Further, in ruling that the NEB can determine whether the Crown’s duty to consult has been adequately fulfilled, the Supreme Court declined to follow Standing Buffalo which would not have required evaluating whether the duty to consult was triggered or satisfied before granting a project approval unless the Crown was a party to the application (Chippewas at paras. 36 – 37; see also Clyde River at paras 37 and 39).
Project Approvals that Breach the Duty to Consult are not in the Public Interest
The Supreme Court held that a decision to authorize a project “cannot be in the public interest if the Crown’s duty to consult has not been met” (Clyde River at para. 40; Chippewas at para. 59).
Furthermore, where the duty to consult remains unfulfilled, the final decisions on project approvals by regulatory agencies cannot proceed since – “[a] project authorization that breaches the constitutionally protected rights of Indigenous peoples cannot serve the public interest” (Clyde River at paras. 39 and 40). In making this ruling, the Court confirmed that the public interest and the duty to consult do not operate in conflict (Ibid. at para. 40).
In addition, in Clyde River, the Court said that “the duty to consult, being a constitutional imperative, gives rise to a special public interest that supersedes other concerns typically considered by tribunals tasked with assessing the public interest” (Ibid.). In Chippewas, the Supreme Court also confirmed Carrier Sekani, that the constitutional dimension of the duty to consult gives rise to a special public interest that surpasses economic concerns (Ibid. at para. 59). The purpose of accommodation is to balance these interests with a view toward reconciliation (Ibid. at paras. 59 and 60).
Reasons showing how Concerns were Considered and Addressed
When Indigenous groups have squarely raised concerns about Crown consultation with the NEB, the Court held that NEB must usually address those concerns in reasons, especially for projects requiring deep consultation (Clyde River at para. 41). While reasons won’t be required in every case, as what is required depends on the degree of consultation and the circumstances, where deep consultation is required, the honour of the Crown will usually require the NEB to explain how it considered and addressed the concerns of Indigenous people when the approval process triggers the duty to consult (Ibid. at para. 42). While this will not require a Haida-style analysis of assessing impacts in all circumstances – it will require that the NEB take the asserted Aboriginal and treaty rights into consideration and accommodate them, where appropriate (Chippewas at para. 63, emphasis added).
What happens next?

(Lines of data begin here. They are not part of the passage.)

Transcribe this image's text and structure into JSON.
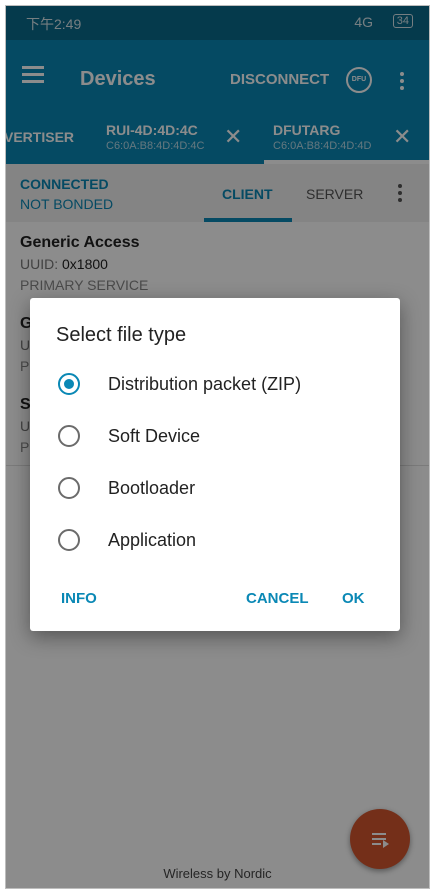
{
  "status_bar": {
    "time": "下午2:49",
    "signal": "4G",
    "battery": "34"
  },
  "app_bar": {
    "title": "Devices",
    "disconnect_label": "DISCONNECT",
    "dfu_icon_label": "DFU"
  },
  "device_tabs": [
    {
      "name": "VERTISER",
      "address": ""
    },
    {
      "name": "RUI-4D:4D:4C",
      "address": "C6:0A:B8:4D:4D:4C"
    },
    {
      "name": "DFUTARG",
      "address": "C6:0A:B8:4D:4D:4D"
    }
  ],
  "connection": {
    "state": "CONNECTED",
    "bond": "NOT BONDED"
  },
  "subtabs": {
    "client": "CLIENT",
    "server": "SERVER"
  },
  "services": [
    {
      "name": "Generic Access",
      "uuid_label": "UUID:",
      "uuid": "0x1800",
      "type": "PRIMARY SERVICE"
    },
    {
      "name": "G",
      "uuid_label": "U",
      "uuid": "",
      "type": "P"
    },
    {
      "name": "S",
      "uuid_label": "U",
      "uuid": "",
      "type": "P"
    }
  ],
  "dialog": {
    "title": "Select file type",
    "options": [
      {
        "label": "Distribution packet (ZIP)",
        "selected": true
      },
      {
        "label": "Soft Device",
        "selected": false
      },
      {
        "label": "Bootloader",
        "selected": false
      },
      {
        "label": "Application",
        "selected": false
      }
    ],
    "info_label": "INFO",
    "cancel_label": "CANCEL",
    "ok_label": "OK"
  },
  "footer": "Wireless by Nordic",
  "colors": {
    "primary": "#0a88b5",
    "status_bar": "#0a6a8a",
    "fab": "#d4562f"
  }
}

In the decade since the Supreme Court issued its decisions in Haida Nation and Mikisew Cree, meaningful consultation has been frustrated by boards and the Crown playing a version of “hot potato” with consultation, such that real consideration of impacts to indigenous rights has fallen through the cracks. These cases, along with last year’s Federal Court of Appeal decision striking down the approval of the Northern Gateway project, should make it clear to boards and the Crown that this practice, intentional or not, must change and that a greater level of transparency and candour is required. At the same time, the cases should bring conversations about indigenous rights more squarely into decision-making, as the Supreme Court has helpfully clarified that decision-makers need to look beyond the environment and to the people whose constitutionally protected rights are at stake in a decision.